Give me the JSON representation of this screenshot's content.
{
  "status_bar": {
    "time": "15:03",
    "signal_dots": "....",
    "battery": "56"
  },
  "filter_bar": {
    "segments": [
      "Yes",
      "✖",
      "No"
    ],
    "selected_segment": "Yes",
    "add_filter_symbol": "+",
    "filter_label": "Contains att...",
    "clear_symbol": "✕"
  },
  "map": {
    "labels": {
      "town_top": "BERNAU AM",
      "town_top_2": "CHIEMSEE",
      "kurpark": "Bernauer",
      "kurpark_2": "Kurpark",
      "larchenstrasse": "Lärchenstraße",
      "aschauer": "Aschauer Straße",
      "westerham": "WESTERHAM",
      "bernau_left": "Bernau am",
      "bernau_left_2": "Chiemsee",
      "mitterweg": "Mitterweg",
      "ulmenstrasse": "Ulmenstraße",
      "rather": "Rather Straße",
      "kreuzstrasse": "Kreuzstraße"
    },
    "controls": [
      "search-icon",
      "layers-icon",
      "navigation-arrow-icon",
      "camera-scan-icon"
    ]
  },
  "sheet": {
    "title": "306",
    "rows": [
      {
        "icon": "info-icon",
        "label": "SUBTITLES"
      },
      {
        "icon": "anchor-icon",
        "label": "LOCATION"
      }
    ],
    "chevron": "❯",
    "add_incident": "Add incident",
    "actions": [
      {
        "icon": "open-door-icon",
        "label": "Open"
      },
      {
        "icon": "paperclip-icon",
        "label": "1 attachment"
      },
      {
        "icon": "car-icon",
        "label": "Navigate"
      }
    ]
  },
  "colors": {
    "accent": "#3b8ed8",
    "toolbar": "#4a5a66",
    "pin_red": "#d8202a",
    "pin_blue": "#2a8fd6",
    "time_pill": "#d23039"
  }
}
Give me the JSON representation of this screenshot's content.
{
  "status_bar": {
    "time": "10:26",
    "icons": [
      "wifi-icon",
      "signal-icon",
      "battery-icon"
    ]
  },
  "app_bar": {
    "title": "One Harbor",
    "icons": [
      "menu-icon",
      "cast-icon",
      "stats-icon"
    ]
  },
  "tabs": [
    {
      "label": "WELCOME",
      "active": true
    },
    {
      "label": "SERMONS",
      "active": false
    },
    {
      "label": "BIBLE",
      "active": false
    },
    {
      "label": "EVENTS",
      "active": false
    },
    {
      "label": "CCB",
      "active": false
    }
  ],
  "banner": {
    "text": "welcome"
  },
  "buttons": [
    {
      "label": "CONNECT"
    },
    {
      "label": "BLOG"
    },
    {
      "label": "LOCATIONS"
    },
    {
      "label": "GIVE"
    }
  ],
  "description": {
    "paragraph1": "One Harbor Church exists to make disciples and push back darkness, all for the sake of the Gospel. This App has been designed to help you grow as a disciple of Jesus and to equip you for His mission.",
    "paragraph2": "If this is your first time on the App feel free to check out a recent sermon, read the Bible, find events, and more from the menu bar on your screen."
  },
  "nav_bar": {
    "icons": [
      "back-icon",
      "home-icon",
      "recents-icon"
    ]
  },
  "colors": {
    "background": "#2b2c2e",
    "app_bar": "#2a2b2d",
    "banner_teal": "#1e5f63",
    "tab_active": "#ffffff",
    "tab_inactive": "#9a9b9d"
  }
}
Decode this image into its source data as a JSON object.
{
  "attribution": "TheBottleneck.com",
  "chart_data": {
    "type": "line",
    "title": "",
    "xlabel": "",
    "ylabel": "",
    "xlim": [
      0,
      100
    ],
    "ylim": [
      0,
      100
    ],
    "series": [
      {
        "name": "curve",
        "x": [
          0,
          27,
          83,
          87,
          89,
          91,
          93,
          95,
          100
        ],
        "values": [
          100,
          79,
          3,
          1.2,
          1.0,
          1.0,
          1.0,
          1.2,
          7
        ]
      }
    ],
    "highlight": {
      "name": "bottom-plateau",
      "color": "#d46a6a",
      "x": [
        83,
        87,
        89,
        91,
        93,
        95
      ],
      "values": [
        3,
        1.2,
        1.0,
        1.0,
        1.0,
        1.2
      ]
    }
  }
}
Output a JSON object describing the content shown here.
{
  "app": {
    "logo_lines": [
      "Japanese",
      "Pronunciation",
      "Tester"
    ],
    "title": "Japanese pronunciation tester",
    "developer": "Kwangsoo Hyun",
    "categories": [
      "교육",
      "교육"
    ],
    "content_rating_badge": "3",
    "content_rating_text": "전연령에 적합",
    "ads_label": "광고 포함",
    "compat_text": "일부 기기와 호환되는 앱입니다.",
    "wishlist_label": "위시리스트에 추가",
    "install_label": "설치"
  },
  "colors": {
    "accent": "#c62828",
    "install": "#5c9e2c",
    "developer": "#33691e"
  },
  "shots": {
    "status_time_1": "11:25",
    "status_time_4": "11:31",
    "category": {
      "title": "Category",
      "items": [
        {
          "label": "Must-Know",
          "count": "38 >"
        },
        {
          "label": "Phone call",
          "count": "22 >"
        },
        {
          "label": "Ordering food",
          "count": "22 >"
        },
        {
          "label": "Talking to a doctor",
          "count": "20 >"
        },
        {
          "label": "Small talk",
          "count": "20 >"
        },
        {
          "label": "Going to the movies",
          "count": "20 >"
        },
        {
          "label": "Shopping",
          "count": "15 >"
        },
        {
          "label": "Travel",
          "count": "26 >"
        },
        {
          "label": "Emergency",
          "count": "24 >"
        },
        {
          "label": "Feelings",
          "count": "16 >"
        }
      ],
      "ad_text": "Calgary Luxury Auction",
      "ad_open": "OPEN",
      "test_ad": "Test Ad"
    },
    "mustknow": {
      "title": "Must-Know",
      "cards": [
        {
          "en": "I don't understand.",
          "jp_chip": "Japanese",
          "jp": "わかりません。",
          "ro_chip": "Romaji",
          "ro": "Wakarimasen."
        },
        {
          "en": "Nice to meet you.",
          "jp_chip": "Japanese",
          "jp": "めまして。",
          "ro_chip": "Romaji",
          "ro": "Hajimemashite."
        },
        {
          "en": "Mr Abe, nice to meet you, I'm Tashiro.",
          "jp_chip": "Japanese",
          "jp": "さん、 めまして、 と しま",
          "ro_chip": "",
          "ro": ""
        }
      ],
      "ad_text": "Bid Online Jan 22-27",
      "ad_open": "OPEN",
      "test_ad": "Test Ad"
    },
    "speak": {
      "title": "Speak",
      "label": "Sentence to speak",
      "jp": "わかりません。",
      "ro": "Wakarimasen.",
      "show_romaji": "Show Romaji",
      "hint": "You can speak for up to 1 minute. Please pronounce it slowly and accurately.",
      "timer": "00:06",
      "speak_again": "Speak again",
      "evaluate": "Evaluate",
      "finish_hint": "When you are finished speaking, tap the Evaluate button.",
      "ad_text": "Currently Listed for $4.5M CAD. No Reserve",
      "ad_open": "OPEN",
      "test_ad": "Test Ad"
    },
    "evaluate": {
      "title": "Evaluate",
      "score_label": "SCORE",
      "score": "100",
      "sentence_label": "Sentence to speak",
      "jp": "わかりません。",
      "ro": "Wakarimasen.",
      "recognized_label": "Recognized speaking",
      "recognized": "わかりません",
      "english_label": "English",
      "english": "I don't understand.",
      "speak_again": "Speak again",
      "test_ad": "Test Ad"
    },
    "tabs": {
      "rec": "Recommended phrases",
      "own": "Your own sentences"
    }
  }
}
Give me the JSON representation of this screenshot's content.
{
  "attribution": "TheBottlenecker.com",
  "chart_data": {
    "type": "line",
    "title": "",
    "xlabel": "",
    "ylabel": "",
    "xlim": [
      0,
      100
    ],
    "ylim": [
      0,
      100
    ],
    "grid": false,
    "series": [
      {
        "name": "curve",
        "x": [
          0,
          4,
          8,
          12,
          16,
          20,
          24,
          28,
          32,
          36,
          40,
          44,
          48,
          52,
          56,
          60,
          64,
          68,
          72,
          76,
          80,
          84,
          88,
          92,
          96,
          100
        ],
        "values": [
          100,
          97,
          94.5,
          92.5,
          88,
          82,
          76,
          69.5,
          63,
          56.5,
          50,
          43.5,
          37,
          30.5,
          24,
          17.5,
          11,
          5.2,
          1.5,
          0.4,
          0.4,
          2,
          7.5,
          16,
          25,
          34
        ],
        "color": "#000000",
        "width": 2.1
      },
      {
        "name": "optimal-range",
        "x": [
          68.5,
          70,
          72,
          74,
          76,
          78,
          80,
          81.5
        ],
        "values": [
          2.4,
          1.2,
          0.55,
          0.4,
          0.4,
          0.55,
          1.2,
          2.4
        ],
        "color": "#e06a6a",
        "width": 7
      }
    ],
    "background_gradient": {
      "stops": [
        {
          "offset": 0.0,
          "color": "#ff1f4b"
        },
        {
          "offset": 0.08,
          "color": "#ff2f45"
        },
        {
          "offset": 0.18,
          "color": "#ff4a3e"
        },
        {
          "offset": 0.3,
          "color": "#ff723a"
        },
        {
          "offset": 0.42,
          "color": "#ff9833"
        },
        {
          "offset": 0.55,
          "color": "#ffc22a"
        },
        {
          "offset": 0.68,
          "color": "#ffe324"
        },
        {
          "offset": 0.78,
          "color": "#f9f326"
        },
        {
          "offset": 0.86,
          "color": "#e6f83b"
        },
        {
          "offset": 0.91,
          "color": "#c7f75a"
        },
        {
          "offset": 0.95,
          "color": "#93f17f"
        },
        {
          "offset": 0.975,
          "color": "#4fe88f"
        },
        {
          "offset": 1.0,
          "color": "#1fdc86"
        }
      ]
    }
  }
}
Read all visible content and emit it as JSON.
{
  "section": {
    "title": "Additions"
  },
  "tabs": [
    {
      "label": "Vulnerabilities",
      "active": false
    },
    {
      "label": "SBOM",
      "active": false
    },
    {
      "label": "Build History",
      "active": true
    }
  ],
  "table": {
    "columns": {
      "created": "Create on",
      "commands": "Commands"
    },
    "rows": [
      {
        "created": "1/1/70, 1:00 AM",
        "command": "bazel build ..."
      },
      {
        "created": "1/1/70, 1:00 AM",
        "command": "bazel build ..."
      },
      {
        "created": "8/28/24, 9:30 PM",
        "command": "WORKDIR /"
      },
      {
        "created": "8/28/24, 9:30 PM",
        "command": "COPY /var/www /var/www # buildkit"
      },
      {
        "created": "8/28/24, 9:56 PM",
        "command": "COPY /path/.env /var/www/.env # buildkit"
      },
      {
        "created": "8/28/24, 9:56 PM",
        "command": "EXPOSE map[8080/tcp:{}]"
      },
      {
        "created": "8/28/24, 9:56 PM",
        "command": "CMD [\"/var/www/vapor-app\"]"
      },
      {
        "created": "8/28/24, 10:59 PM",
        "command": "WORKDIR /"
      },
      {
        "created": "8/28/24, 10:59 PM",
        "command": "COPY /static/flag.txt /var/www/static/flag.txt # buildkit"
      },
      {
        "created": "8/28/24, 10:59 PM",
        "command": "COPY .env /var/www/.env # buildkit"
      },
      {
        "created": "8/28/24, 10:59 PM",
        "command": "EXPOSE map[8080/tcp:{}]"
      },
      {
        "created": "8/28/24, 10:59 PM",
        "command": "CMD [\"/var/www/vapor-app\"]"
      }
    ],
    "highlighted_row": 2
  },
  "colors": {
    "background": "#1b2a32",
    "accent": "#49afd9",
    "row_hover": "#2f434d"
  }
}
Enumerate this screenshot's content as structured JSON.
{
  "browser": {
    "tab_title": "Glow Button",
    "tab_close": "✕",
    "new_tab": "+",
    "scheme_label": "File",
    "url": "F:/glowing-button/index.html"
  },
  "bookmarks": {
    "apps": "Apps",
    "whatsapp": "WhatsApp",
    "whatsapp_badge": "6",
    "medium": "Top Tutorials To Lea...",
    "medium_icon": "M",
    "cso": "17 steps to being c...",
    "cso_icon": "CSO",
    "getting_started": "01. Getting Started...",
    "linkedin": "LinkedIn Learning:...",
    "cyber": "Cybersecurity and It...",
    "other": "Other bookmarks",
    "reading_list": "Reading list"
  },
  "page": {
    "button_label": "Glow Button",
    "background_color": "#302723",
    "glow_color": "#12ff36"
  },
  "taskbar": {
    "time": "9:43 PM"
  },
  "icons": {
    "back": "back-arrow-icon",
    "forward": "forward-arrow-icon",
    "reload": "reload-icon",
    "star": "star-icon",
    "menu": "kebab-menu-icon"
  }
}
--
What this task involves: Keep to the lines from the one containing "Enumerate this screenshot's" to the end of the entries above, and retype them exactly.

Solution:
Enumerate this screenshot's content as structured JSON.
{
  "browser": {
    "tab_title": "Glow Button",
    "tab_close": "✕",
    "new_tab": "+",
    "scheme_label": "File",
    "url": "F:/glowing-button/index.html"
  },
  "bookmarks": {
    "apps": "Apps",
    "whatsapp": "WhatsApp",
    "whatsapp_badge": "6",
    "medium": "Top Tutorials To Lea...",
    "medium_icon": "M",
    "cso": "17 steps to being c...",
    "cso_icon": "CSO",
    "getting_started": "01. Getting Started...",
    "linkedin": "LinkedIn Learning:...",
    "cyber": "Cybersecurity and It...",
    "other": "Other bookmarks",
    "reading_list": "Reading list"
  },
  "page": {
    "button_label": "Glow Button",
    "background_color": "#302723",
    "glow_color": "#12ff36"
  },
  "taskbar": {
    "time": "9:43 PM"
  },
  "icons": {
    "back": "back-arrow-icon",
    "forward": "forward-arrow-icon",
    "reload": "reload-icon",
    "star": "star-icon",
    "menu": "kebab-menu-icon"
  }
}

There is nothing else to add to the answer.